■ Problem requirements: Every line below that holds the string "icon" must be copied.

■ Given data:

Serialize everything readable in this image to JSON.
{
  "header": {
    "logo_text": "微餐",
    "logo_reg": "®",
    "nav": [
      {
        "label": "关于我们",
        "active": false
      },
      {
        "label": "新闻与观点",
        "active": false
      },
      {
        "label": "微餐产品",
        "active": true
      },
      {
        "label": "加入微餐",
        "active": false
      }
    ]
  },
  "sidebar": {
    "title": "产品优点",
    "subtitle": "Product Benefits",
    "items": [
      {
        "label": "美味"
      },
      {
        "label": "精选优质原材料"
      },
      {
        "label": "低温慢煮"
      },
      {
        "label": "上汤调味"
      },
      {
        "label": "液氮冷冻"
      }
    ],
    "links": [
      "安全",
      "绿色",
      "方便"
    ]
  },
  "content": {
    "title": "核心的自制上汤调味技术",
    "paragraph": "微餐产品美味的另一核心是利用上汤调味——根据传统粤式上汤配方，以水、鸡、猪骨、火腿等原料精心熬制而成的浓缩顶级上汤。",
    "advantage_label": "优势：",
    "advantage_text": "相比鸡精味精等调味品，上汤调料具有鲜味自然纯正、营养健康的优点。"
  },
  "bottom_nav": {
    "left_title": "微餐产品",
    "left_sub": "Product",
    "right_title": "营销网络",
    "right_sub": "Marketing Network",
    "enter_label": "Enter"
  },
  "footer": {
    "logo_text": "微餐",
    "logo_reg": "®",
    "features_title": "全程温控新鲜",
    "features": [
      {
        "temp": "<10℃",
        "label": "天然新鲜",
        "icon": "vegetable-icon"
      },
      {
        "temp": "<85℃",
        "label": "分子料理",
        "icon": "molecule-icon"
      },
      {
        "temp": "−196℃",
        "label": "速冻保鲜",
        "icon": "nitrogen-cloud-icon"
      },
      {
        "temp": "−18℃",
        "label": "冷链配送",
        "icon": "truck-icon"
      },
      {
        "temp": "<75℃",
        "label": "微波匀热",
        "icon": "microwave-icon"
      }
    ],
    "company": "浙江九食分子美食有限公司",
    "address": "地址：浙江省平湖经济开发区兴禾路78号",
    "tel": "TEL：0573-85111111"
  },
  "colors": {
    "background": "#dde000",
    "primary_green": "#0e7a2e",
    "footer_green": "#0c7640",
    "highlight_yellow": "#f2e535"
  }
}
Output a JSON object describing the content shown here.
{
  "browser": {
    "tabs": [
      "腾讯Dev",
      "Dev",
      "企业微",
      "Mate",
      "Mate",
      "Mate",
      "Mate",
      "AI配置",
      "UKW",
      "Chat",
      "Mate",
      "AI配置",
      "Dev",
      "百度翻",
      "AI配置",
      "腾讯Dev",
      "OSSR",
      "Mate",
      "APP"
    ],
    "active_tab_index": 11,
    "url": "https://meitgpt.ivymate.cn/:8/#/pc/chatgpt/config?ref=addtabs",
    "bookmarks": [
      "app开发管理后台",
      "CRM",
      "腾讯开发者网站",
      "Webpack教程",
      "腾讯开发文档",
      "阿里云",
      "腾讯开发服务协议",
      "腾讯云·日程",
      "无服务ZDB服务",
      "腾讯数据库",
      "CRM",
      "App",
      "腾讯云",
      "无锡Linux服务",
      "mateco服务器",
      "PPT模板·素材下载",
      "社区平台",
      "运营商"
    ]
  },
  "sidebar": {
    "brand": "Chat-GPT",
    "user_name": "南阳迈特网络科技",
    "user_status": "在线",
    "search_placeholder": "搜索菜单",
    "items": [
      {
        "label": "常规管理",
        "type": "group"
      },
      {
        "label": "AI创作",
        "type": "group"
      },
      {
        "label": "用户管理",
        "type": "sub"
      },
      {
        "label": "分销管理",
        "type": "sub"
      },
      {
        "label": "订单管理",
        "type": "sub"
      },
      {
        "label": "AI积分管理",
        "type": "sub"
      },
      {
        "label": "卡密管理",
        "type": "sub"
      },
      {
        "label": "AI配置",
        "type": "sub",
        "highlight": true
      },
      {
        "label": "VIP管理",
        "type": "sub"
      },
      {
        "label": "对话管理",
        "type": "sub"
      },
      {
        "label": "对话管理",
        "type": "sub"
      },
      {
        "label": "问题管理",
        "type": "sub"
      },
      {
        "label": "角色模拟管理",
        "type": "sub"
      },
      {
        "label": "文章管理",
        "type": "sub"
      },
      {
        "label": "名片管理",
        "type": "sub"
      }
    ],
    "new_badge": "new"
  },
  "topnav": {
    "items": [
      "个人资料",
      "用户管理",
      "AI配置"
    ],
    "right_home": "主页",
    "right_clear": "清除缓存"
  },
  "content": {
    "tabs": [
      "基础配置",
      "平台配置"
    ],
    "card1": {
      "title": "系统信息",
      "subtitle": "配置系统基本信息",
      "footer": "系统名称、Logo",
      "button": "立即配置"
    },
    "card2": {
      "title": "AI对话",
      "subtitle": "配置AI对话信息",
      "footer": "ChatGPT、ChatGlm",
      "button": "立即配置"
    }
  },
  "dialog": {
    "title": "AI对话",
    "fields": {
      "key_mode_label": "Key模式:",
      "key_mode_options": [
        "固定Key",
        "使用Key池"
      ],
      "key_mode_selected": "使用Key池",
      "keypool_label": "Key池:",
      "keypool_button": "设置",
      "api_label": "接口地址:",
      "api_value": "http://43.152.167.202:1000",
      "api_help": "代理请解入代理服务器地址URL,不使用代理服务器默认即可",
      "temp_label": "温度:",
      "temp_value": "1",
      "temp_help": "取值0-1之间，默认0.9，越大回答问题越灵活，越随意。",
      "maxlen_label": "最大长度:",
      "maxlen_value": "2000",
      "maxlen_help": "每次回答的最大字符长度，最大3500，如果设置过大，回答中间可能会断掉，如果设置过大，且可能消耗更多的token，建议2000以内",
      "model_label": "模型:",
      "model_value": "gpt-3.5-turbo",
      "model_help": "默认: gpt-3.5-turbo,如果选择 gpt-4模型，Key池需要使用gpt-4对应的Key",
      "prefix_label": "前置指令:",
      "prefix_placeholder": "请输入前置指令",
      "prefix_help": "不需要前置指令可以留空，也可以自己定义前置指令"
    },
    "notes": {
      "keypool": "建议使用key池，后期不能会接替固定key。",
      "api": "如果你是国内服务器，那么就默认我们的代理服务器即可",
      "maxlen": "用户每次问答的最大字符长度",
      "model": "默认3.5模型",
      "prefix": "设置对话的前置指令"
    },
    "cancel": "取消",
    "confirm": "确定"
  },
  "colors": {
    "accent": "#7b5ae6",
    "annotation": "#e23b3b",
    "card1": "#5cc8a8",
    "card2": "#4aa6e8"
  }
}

■ Task output:
        "icon": "vegetable-icon"
        "icon": "molecule-icon"
        "icon": "nitrogen-cloud-icon"
        "icon": "truck-icon"
        "icon": "microwave-icon"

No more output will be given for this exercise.